Dec. 29, 2023
Recent attorney disbarments, suspensions, probations and public reprovals in California.
State Bar #194091, San Carlos (November 17, 2023)
Stahl was disbarred by default.
The State Bar Court determined that he failed to appear at a second trial related to his disciplinary charges--preceded by four non-appearances at pretrial and status conferences. It also found that all procedural requirements had been met, and that there was an adequate factual basis for disciplinary misconduct in the case.
Stahl had unsuccessfully moved to set aside the default order entered against him, and the State Bar's Review Department denied his interlocutory appeal.
He was found culpable of failing to report a jury award of $520,642 for breach of fiduciary duty to the State Bar, as well as two counts each of violating court orders directing him to pay sanctions and to pay advanced fees to court-appointed discovery referees and of misleading the court--which is misconduct involving moral turpitude. In addition, Stahl was found culpable of failing to update his membership records with the State Bar within 30 days of changing addresses, as required.
In recommending disbarment as appropriate discipline, the court reiterated some evidentiary facts and underscored that the misconduct at issue was intentional, "in that Stahl evaded the civil discovery process with purpose, in a course of 'unacceptable gamesmanship,' and lied to the superior court about not having been served with an order for sanctions; and that Stahl failed to update his State Bar membership address, obfuscating his location."
Benjamin Laurence Pavone
State Bar #181826, San Diego (November 24, 2023)
Pavone was suspended from practicing law for 30 days and placed on probation for one year after his appeal of that disciplinary recommendation.
He was found culpable of two counts of failing to maintain respect due to courts and judicial officers, which arose from statements he made about a court commissioner while litigating a civil appeal.
In the underlying matter, Pavone represented a client in an employment-related action. A jury awarded the client $8,080 in damages on a sexual harassment claim; two claims seeking injunctive relief proceeded to a bench trial, in which the commissioner ruled in favor of the defendants. Pavone then filed a motion for attorney fees and costs. During a hearing on the matter, the commissioner admonished him that he needed "to behave respectfully in court" after he made disparaging remarks about a retired judicial officer. She then granted a portion of the request for costs and denied the fee request, noting that Pavone had "over litigated" the case and that his fee calculation, lacking in documentation, was "very unreliable." Pavone appealed--claiming, inter alia, that he had not received a copy of the judgment, and that the judge had intentionally suppressed service to thwart his appeal.
The State Bar Court's opinion in the present case quoted liberally from the filings and underlying opinions in the matter.
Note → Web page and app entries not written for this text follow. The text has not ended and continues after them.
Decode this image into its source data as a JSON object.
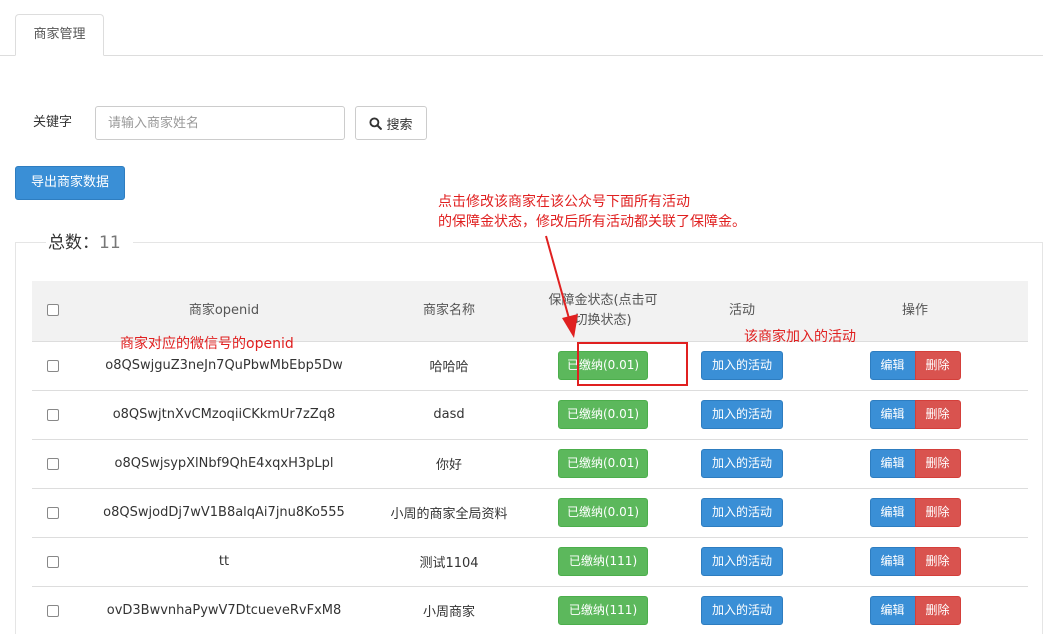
{
  "tabs": [
    {
      "label": "商家管理"
    }
  ],
  "search": {
    "label": "关键字",
    "placeholder": "请输入商家姓名",
    "button_label": "搜索"
  },
  "export_button": "导出商家数据",
  "summary": {
    "label": "总数：",
    "count": "11"
  },
  "table": {
    "headers": {
      "openid": "商家openid",
      "name": "商家名称",
      "deposit": "保障金状态(点击可",
      "deposit2": "切换状态)",
      "activity": "活动",
      "ops": "操作"
    },
    "rows": [
      {
        "openid": "o8QSwjguZ3neJn7QuPbwMbEbp5Dw",
        "name": "哈哈哈",
        "deposit": "已缴纳(0.01)",
        "activity": "加入的活动",
        "edit": "编辑",
        "delete": "删除"
      },
      {
        "openid": "o8QSwjtnXvCMzoqiiCKkmUr7zZq8",
        "name": "dasd",
        "deposit": "已缴纳(0.01)",
        "activity": "加入的活动",
        "edit": "编辑",
        "delete": "删除"
      },
      {
        "openid": "o8QSwjsypXlNbf9QhE4xqxH3pLpl",
        "name": "你好",
        "deposit": "已缴纳(0.01)",
        "activity": "加入的活动",
        "edit": "编辑",
        "delete": "删除"
      },
      {
        "openid": "o8QSwjodDj7wV1B8alqAi7jnu8Ko555",
        "name": "小周的商家全局资料",
        "deposit": "已缴纳(0.01)",
        "activity": "加入的活动",
        "edit": "编辑",
        "delete": "删除"
      },
      {
        "openid": "tt",
        "name": "测试1104",
        "deposit": "已缴纳(111)",
        "activity": "加入的活动",
        "edit": "编辑",
        "delete": "删除"
      },
      {
        "openid": "ovD3BwvnhaPywV7DtcueveRvFxM8",
        "name": "小周商家",
        "deposit": "已缴纳(111)",
        "activity": "加入的活动",
        "edit": "编辑",
        "delete": "删除"
      }
    ]
  },
  "annotations": {
    "top_line1": "点击修改该商家在该公众号下面所有活动",
    "top_line2": "的保障金状态，修改后所有活动都关联了保障金。",
    "openid_note": "商家对应的微信号的openid",
    "activity_note": "该商家加入的活动"
  },
  "colors": {
    "primary": "#3a8fd6",
    "success": "#5cb85c",
    "danger": "#d9534f",
    "annotation": "#e02020"
  }
}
Pavone's opening brief in the appeal accused the sitting commissioner of ruling during trial "like a disinterested broker," of issuing a "mindlessly one-sided ruling," and of abandoning "any interest in utilizing detached legal analysis." His reply brief accused the trial court of abusing its discretion because the commissioner "barely got any of the facts straight," in addition to numerous other criticisms.
The appellate court affirmed the denial of attorney fees, specifically noting: "We cannot understand why plaintiff's counsel thought it wise, much less persuasive, to include the word 'disgraceful,' 'pseudohermaphroditic misconduct,' or 'reverse peristalsis' in the notice of appeal." The court then reported Pavone to the State Bar, emphasizing that none of the charges he alleged were "supported by any evidence."
In aggravation, Pavone received limited weight for committing multiple acts of wrongdoing; moderate weight for causing harm to the administration of justice; and substantial weight for showing indifference toward rectifying or atoning for the consequences of his misconduct.
In mitigation, he had practiced law discipline-free for more than 21 years, and was allotted moderate mitigating weight for presenting 40 character reference letters by individuals representing a broad spectrum of the community--many of whom lacked full knowledge of the misconduct charged and also for evidence of performing pro bono and community service work, which lacked verification of the scope and extent of his involvement.--Barbara Kate Repa